Johnny has dyslexia. But what promises to be good news for children struggling with dyslexia may make a world of difference for Johnny and other children like him. Scientists are beginning to decipher what is actually going on in the brain of a person with the disorder, and consequently ways to make things better. What was once scattered puzzle pieces in the minds of academics now are fitting together, thanks to the latest research.
Dyslexia is a disorder in which the brain doesn’t properly recognize symbols such as letters and numbers. It can be incredibly frustrating for developing readers, as it thwarts their ability to interpret the written language. Not only does their academic performance often suffer, their self-esteem takes a blow as well. Approximately 5-20 percent of the population has this condition.
Overcoming the restraints of dyslexia.
However, dyslexics are noted for their ability to overcome the restraints the disorder places on them.
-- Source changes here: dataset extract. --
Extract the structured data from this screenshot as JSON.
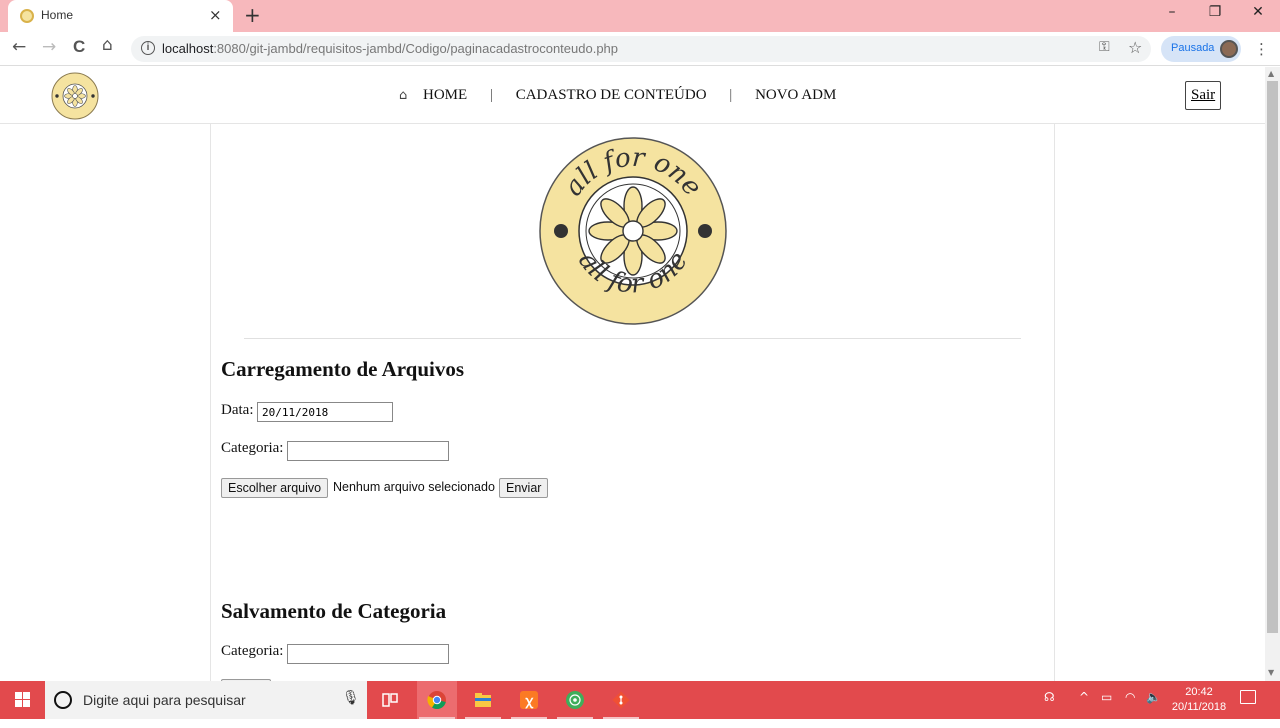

Many famous celebrities such as Cher, Whoopi Goldberg, and Henry Winkler have discussed their dyslexia and how they blasted through the barriers they faced. People with dyslexia often have enhanced spatial abilities and use that to open doors where others have closed. The problem has been determining who is likely to improve in reading ability and how much remediation they will need.
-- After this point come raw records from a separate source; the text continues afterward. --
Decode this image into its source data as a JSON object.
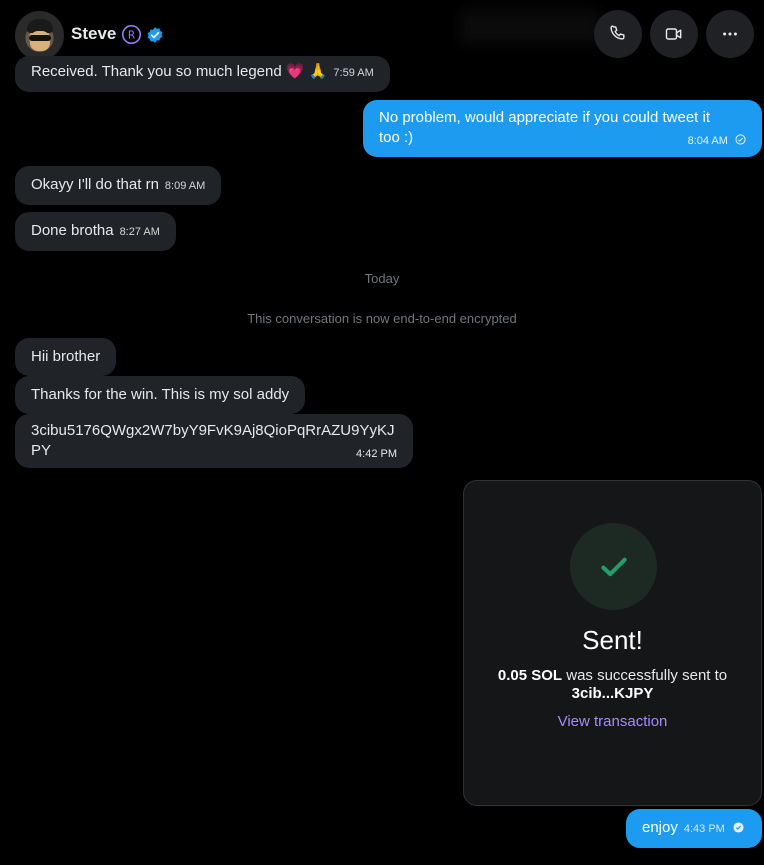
{
  "header": {
    "name": "Steve",
    "icons": [
      "registered-icon",
      "verified-badge-icon",
      "phone-icon",
      "video-icon",
      "more-icon"
    ]
  },
  "messages": [
    {
      "side": "in",
      "text": "Received. Thank you so much legend 💗 🙏",
      "time": "7:59 AM"
    },
    {
      "side": "out",
      "line1": "No problem,  would appreciate if you could tweet it",
      "line2": "too :)",
      "time": "8:04 AM"
    },
    {
      "side": "in",
      "text": "Okayy I'll do that rn",
      "time": "8:09 AM"
    },
    {
      "side": "in",
      "text": "Done brotha",
      "time": "8:27 AM"
    },
    {
      "side": "in",
      "text": "Hii brother"
    },
    {
      "side": "in",
      "text": "Thanks for the win. This is my sol addy"
    },
    {
      "side": "in",
      "line1": "3cibu5176QWgx2W7byY9FvK9Aj8QioPqRrAZU9YyKJ",
      "line2": "PY",
      "time": "4:42 PM"
    },
    {
      "side": "out",
      "text": "enjoy",
      "time": "4:43 PM"
    }
  ],
  "system": {
    "today": "Today",
    "encrypted": "This conversation is now end-to-end encrypted"
  },
  "card": {
    "title": "Sent!",
    "amount": "0.05 SOL",
    "msg_tail": " was successfully sent to",
    "address": "3cib...KJPY",
    "link": "View transaction"
  },
  "colors": {
    "background": "#000000",
    "incoming_bubble": "#202327",
    "outgoing_bubble": "#1d9bf0",
    "accent_purple": "#a78bfa",
    "success_green": "#22a06b"
  }
}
The latest research suggests a brain scan my help reveal if reading ability will improve with time. A study led by Fumiko Hoeft of Stanford University School of Medicine followed 25 children with dyslexia and 20 children without for a little over two years. What they found using MRI technology is that in dyslexic children showing improved reading skills there is more activity in the brain’s right hemisphere. Though the left hemisphere is responsible for language processing and comprehension, the right hemisphere plays a part as well. The new study suggests dyslexics that go on to read without as much hindrance are utilizing the right hemisphere more so than average readers do.
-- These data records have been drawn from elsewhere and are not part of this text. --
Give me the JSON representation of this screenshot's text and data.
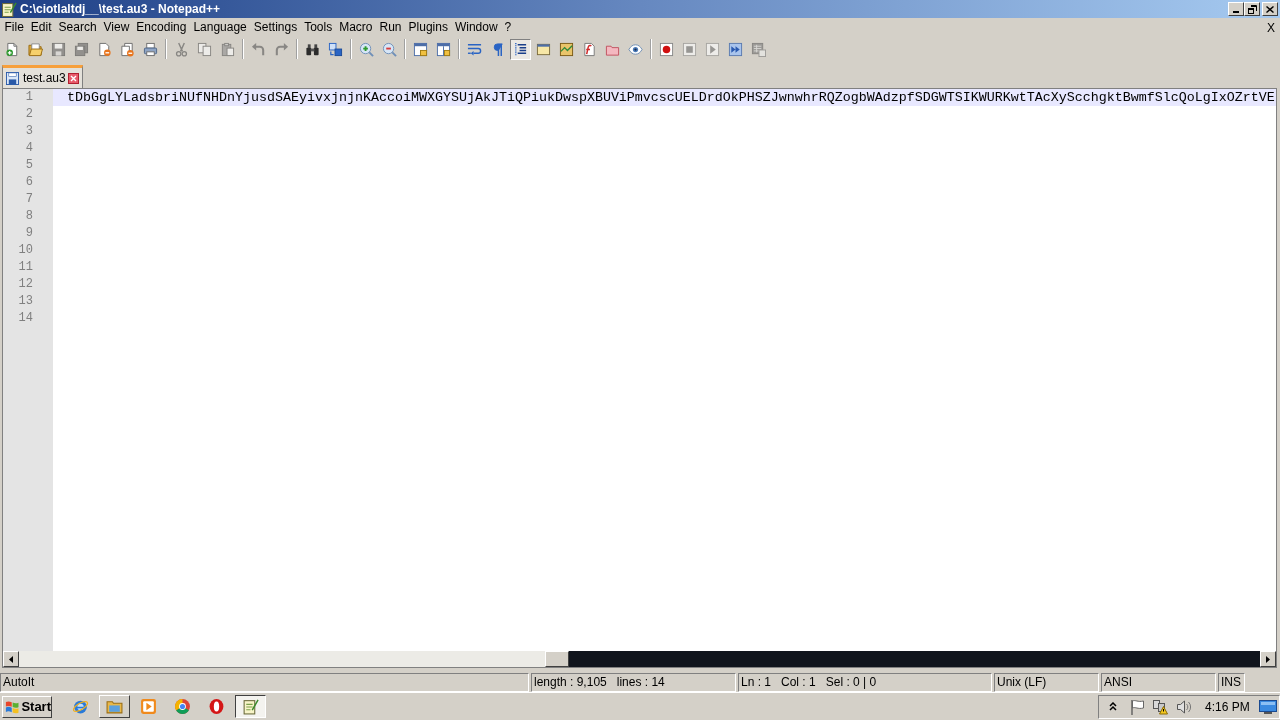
{
  "window": {
    "title": "C:\\ciotlaltdj__\\test.au3 - Notepad++"
  },
  "menu": {
    "items": [
      "File",
      "Edit",
      "Search",
      "View",
      "Encoding",
      "Language",
      "Settings",
      "Tools",
      "Macro",
      "Run",
      "Plugins",
      "Window",
      "?"
    ],
    "close_document": "X"
  },
  "toolbar": [
    {
      "disabled": false,
      "checked": false
    },
    {
      "disabled": false,
      "checked": false
    },
    {
      "disabled": true,
      "checked": false
    },
    {
      "disabled": true,
      "checked": false
    },
    {
      "disabled": false,
      "checked": false
    },
    {
      "disabled": false,
      "checked": false
    },
    {
      "disabled": false,
      "checked": false
    },
    {
      "disabled": true,
      "checked": false
    },
    {
      "disabled": true,
      "checked": false
    },
    {
      "disabled": true,
      "checked": false
    },
    {
      "disabled": true,
      "checked": false
    },
    {
      "disabled": true,
      "checked": false
    },
    {
      "disabled": false,
      "checked": false
    },
    {
      "disabled": false,
      "checked": false
    },
    {
      "disabled": false,
      "checked": false
    },
    {
      "disabled": false,
      "checked": false
    },
    {
      "disabled": false,
      "checked": false
    },
    {
      "disabled": false,
      "checked": false
    },
    {
      "disabled": false,
      "checked": false
    },
    {
      "disabled": false,
      "checked": false
    },
    {
      "disabled": false,
      "checked": true
    },
    {
      "disabled": false,
      "checked": false
    },
    {
      "disabled": false,
      "checked": false
    },
    {
      "disabled": false,
      "checked": false
    },
    {
      "disabled": false,
      "checked": false
    },
    {
      "disabled": false,
      "checked": false
    },
    {
      "disabled": false,
      "checked": false
    },
    {
      "disabled": true,
      "checked": false
    },
    {
      "disabled": true,
      "checked": false
    },
    {
      "disabled": false,
      "checked": false
    },
    {
      "disabled": true,
      "checked": false
    }
  ],
  "tabs": [
    {
      "label": "test.au3",
      "selected": true
    }
  ],
  "editor": {
    "lines": [
      {
        "number": "1",
        "text": "tDbGgLYLadsbriNUfNHDnYjusdSAEyivxjnjnKAccoiMWXGYSUjAkJTiQPiukDwspXBUViPmvcscUELDrdOkPHSZJwnwhrRQZogbWAdzpfSDGWTSIKWURKwtTAcXyScchgktBwmfSlcQoLgIxOZrtVE",
        "current": true
      },
      {
        "number": "2",
        "current": false
      },
      {
        "number": "3",
        "current": false
      },
      {
        "number": "4",
        "current": false
      },
      {
        "number": "5",
        "current": false
      },
      {
        "number": "6",
        "current": false
      },
      {
        "number": "7",
        "current": false
      },
      {
        "number": "8",
        "current": false
      },
      {
        "number": "9",
        "current": false
      },
      {
        "number": "10",
        "current": false
      },
      {
        "number": "11",
        "current": false
      },
      {
        "number": "12",
        "current": false
      },
      {
        "number": "13",
        "current": false
      },
      {
        "number": "14",
        "current": false
      }
    ]
  },
  "status_bar": [
    {
      "texts": [
        "AutoIt"
      ]
    },
    {
      "texts": [
        "length : 9,105",
        "lines : 14"
      ]
    },
    {
      "texts": [
        "Ln : 1",
        "Col : 1",
        "Sel : 0 | 0"
      ]
    },
    {
      "texts": [
        "Unix (LF)"
      ]
    },
    {
      "texts": [
        "ANSI"
      ]
    },
    {
      "texts": [
        "INS"
      ]
    }
  ],
  "taskbar": {
    "start": "Start",
    "apps": [
      {
        "kind": "quick_launch",
        "selected": false
      },
      {
        "kind": "window",
        "selected": false
      },
      {
        "kind": "quick_launch",
        "selected": false
      },
      {
        "kind": "quick_launch",
        "selected": false
      },
      {
        "kind": "quick_launch",
        "selected": false
      },
      {
        "kind": "window",
        "selected": true
      }
    ],
    "clock": "4:16 PM"
  }
}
This kind of brain scan could be a huge help in assessing and diagnosing dyslexia. Critics point out that other environmental factors that contribute to reading problems must be accounted for as well. Some students have a higher quality of reading instruction in the classroom than others, and some benefit from additional tutoring. Other students have to struggle along on their own.
Experts agree that one of the most important tools for intervention is sound and explicit phonics instruction. The sooner dyslexia can be detected and then addressed, the better. It’s not uncommon for a breakthrough moment to occur where a child becomes a voracious reader and reads well above their grade level. But it often takes tutors, plenty of parental support, as well as enough self-confidence to forge ahead.